Today we are going to talk about something that I thought was an absolute phenomenon in Korea. It made no since to me why Korea put such a high importance on Birthdays. But lets go through a little back story first.
All of Korea uses the Lunar calendar, not many changes other then New Years is on Feb. 24th - 26th (the third full moon from the solar new year Jan 1st.) The holiday is called Seolnal. I spoke with some Koreans telling me of an old tradition that Koreans don't actually "age" on their birthday, but instead everyone ages one year on Seonal. Something important to note that in Korea, when you are born, you are born as 1 year old, as opposed to America where you are 0.
Enough back story, now for mine. So in South Korea I found out that your first birthday is the most important, even though you can't remember it. I was invited to someones first b-day, along with I'd say 500 people. I never saw the parents who actually invited me as there were so many quest. And it's important for everyone to bring gifts. The child in question is usually dressed in these really fancy ceremonial type ropes. I was told this is very common and how all first b-days are held, I couldn't believe it, it is one of their biggest celebrations.
What about the rest of your birthdays? Good question. As a teacher I was able to take part in all of my students birthdays held by the school. And each and every time I was surprised by what I saw. It was pressured heavily on the family to throw a party at the school for their child. And so what would happen is the parents would bring in literally mounds and mounds of food. Far more then a class of twelve six year olds could ever eat. Some would bring in a Mountain bouquet of Fruit that almost reached the ceiling, some parents bought 3 tier cakes you'd see at a wedding. After my students parents learned I liked fried chicken, they would bring me baskets of it (no complaints). But why do they go through all of this food when it can't be eating. It's easy, to show off. Koreans lives revolve around money, they love the stuff, and the more money you have the better off you are in life. So parents in order to look as if they were well off and successful, would shower food and gifts at their child's b-day party.

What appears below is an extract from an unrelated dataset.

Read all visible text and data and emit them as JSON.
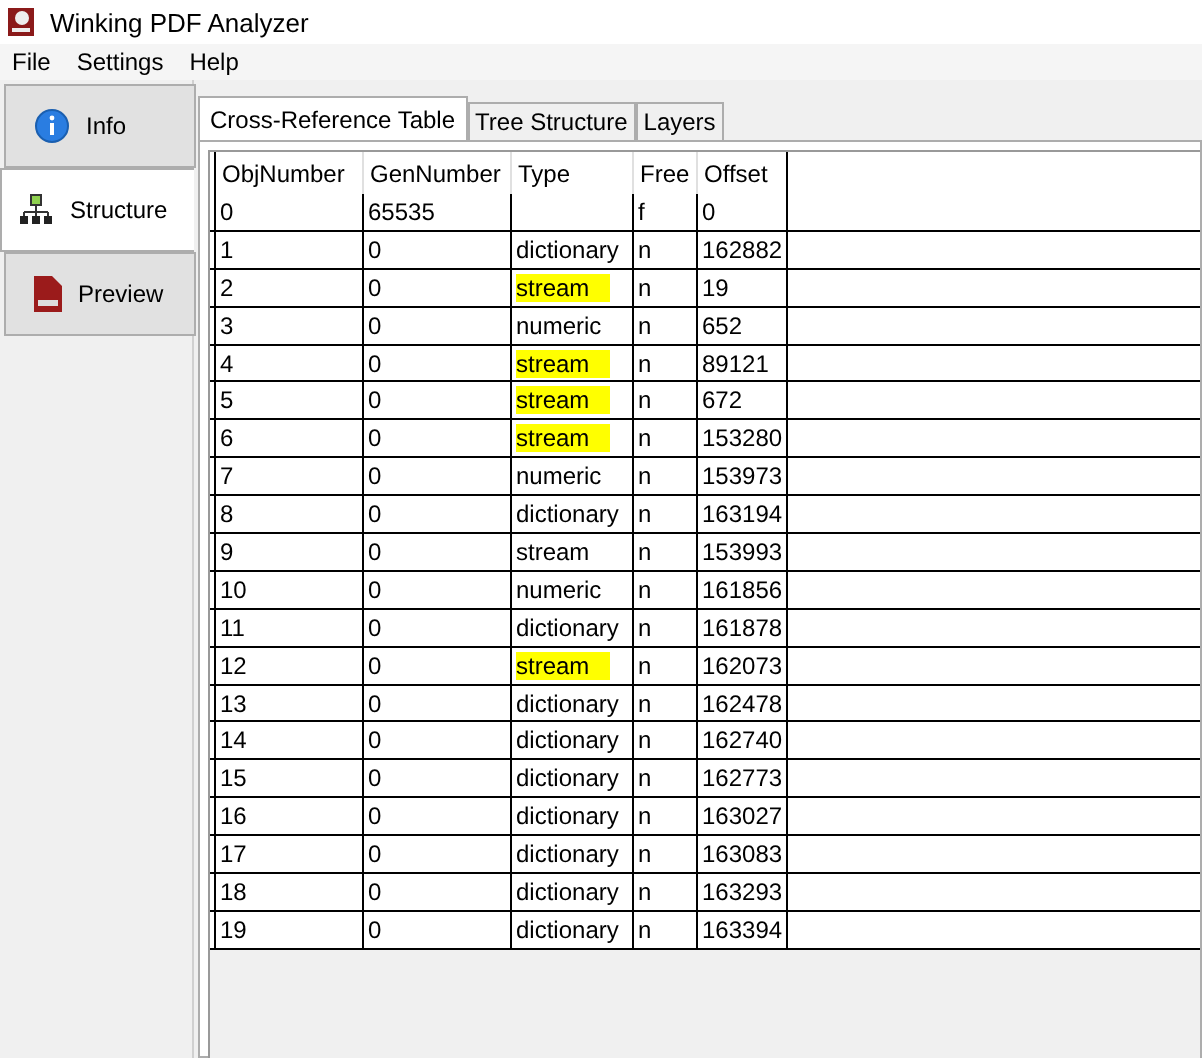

They are actually so worried of looking poor in front of others they will spend their money simply to say, no I'm not.
It's sad but true, I've learned that Koreans are always worried about what others will think of them, almost like American Christians. They judge everyone but hate to be judged, and will say its bad to judge others.